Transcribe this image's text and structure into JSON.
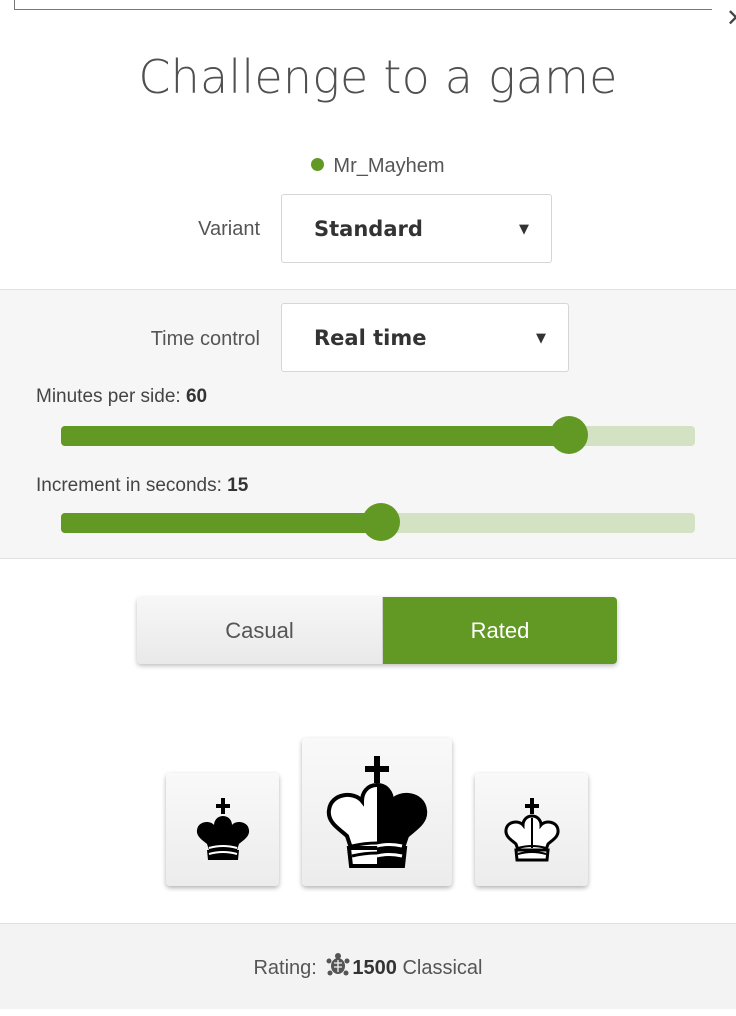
{
  "dialog": {
    "title": "Challenge to a game",
    "close_icon": "close-icon"
  },
  "opponent": {
    "name": "Mr_Mayhem",
    "status_color": "#629924"
  },
  "variant": {
    "label": "Variant",
    "value": "Standard"
  },
  "time_control": {
    "label": "Time control",
    "value": "Real time"
  },
  "minutes": {
    "label": "Minutes per side: ",
    "value": "60",
    "fraction": 0.802
  },
  "increment": {
    "label": "Increment in seconds: ",
    "value": "15",
    "fraction": 0.505
  },
  "mode": {
    "casual": "Casual",
    "rated": "Rated",
    "selected": "rated"
  },
  "colors": {
    "black": "black-king-icon",
    "random": "random-king-icon",
    "white": "white-king-icon"
  },
  "rating": {
    "label": "Rating: ",
    "value": "1500",
    "perf": " Classical",
    "icon": "turtle-icon"
  },
  "theme": {
    "accent": "#629924",
    "accent_light": "#d3e2c2"
  }
}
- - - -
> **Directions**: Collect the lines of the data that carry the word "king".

> **Task response**:
    "black": "black-king-icon",
    "random": "random-king-icon",
    "white": "white-king-icon"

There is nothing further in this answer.